Another quote worth remembering; 'There are none so deaf as those that don't want to hear'


Top
 Profile  
 
PostPosted: Mon Feb 25, 2013 2:54 pm 
Retro Guru
User avatar

Joined: Wed May 16, 2012 9:27 pm
Posts: 694
Location: Norway
RadNomad wrote:
mkaavin wrote:
....why others in here has to back up their arguments by stating long experience in the airline industry....??....well it only seems to be one agenda behind such rhetorics; and that is to discourage others, less educated, from providing a rational explanation based on their own practical experience. :?
Quote:


Wow.. some very ungracious comments on here! I don't believe anybody is trying to "discourage others" nor is this an "argument", it's just a light hearted discussion among people with common interest. Why be so vitriolic?

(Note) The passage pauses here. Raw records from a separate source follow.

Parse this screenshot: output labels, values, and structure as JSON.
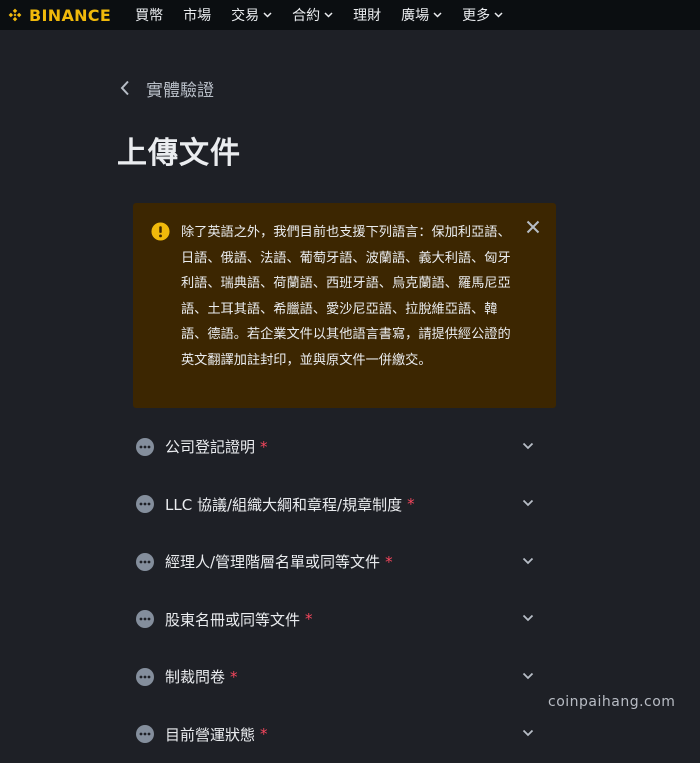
{
  "nav": {
    "brand": "BINANCE",
    "items": [
      {
        "label": "買幣",
        "dropdown": false
      },
      {
        "label": "市場",
        "dropdown": false
      },
      {
        "label": "交易",
        "dropdown": true
      },
      {
        "label": "合約",
        "dropdown": true
      },
      {
        "label": "理財",
        "dropdown": false
      },
      {
        "label": "廣場",
        "dropdown": true
      },
      {
        "label": "更多",
        "dropdown": true
      }
    ]
  },
  "back": {
    "label": "實體驗證"
  },
  "page": {
    "title": "上傳文件"
  },
  "notice": {
    "icon": "warning-icon",
    "text": "除了英語之外，我們目前也支援下列語言：保加利亞語、日語、俄語、法語、葡萄牙語、波蘭語、義大利語、匈牙利語、瑞典語、荷蘭語、西班牙語、烏克蘭語、羅馬尼亞語、土耳其語、希臘語、愛沙尼亞語、拉脫維亞語、韓語、德語。若企業文件以其他語言書寫，請提供經公證的英文翻譯加註封印，並與原文件一併繳交。"
  },
  "documents": [
    {
      "label": "公司登記證明",
      "required_mark": "*"
    },
    {
      "label": "LLC 協議/組織大綱和章程/規章制度",
      "required_mark": "*"
    },
    {
      "label": "經理人/管理階層名單或同等文件",
      "required_mark": "*"
    },
    {
      "label": "股東名冊或同等文件",
      "required_mark": "*"
    },
    {
      "label": "制裁問卷",
      "required_mark": "*"
    },
    {
      "label": "目前營運狀態",
      "required_mark": "*"
    }
  ],
  "watermark": "coinpaihang.com",
  "colors": {
    "background": "#1e2026",
    "nav_background": "#0b0e11",
    "brand_yellow": "#f0b90b",
    "notice_background": "#3c2601",
    "required_red": "#f6465d"
  }
}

Those who cited their considerable and/or relevent competence in whatever industry are doing so because explaining the source of their knowledge is actually a universally accepted way of demonstrating the quality of the input (Wikipedia articles are a good example of information backed by sources). Those people are trying to be helpful in solving - or at least contributing - to the discussion. There is nothing wrong with so-called "less educated" (as the above quote puts it) opinions based on practical experience, nothing wrong at all, in fact practical experience positively augments the base knowledge.
It is unwise, foolish even, to attempt belittling those who are well versed on a topic by calling their input "rhetoric". Pretty much all of these posts are well intended and many have technical merit, but there are also quite a lot of misinformations being written (for example someone stated these square tapers are an interference fit whereas in fact they are a clearance fit. Someone else described gavlanic reaction as physics whereas it's actually chemistry).
Everyone is entitled to an opinion and there is nothing wrong with "backing up" one's statement.
Bigotry on the other hand is (in my opinion FWIW) counterproductive.

By the way always remember.... It takes a crank to start a revolution! :lol:


Do you really believe that my comment was ungracious? .....and I'm even guilty of bigotry as well? :-)

As usual, discussions like this one turns into a polemic discussion where, as I carefully pointed out, rhetorics becomes more important than the actual subject of the discussion. It becomes a matter of "winning" rather than finding the correct answer. It may of course be that this was not your intention at all, but you were not the only one mentioning such experience.

But still looking at your post, my point is simply that spending most of a post pointing to long experience in another technical field isn't very relevant to such a simple discussion. Some technical experience might of course be relevant across fields of experience but I do believe that the wear a bicycle crank will be exposed to from human force, is in no way directly transferable to any condition technical parts in an airplane will be exposed to.

Especially viewed from my own (probably limited and uneducated :-) ) experience were the absence of any grease never has posed a problem.


Last edited by mkaavin on Mon Feb 25, 2013 3:16 pm, edited 1 time in total.

Top
 Profile  
 
PostPosted: Mon Feb 25, 2013 3:07 pm 
Retro Guru
User avatar

Joined: Mon Sep 03, 2012 2:26 am
Posts: 710
Location: Kuala Lumpur
Yes, and yes. And who is the one trying to "win"?


Top
 Profile  
 
PostPosted: Mon Feb 25, 2013 3:12 pm 
Gold Trader / PoTM Winner
Gold Trader / PoTM Winner
User avatar

Joined: Mon Aug 08, 2011 2:35 pm
Posts: 2786
Jeez.......

Grease up like a Roman, or stay dry like a Nun... its up to the individual

THE END


Top
 Profile  
 
Display posts from previous:  Sort by  
Post new topic Reply to topic  [ 342 posts ]  Go to page Previous  1 ... 4, 5, 6, 7, 8, 9, 10 ... 35  Next

All times are UTC [ DST ]


Who is online

Users browsing this forum: Google [Bot], scottproonly and 35 guests


You cannot post new topics in this forum
You cannot reply to topics in this forum
You cannot edit your posts in this forum
You cannot delete your posts in this forum
You cannot post attachments in this forum

Search for:
Jump to:  

About Us

Follow Retrobike

Other cool stuff

All content © 2005-2015 Retrobike unless otherwise stated.
Cookies Policy.
bikedeals - the best bike deals in one place
FatCOGS - Fat Chance Owner's Group

Powered by phpBB® Forum Software © phpBB Group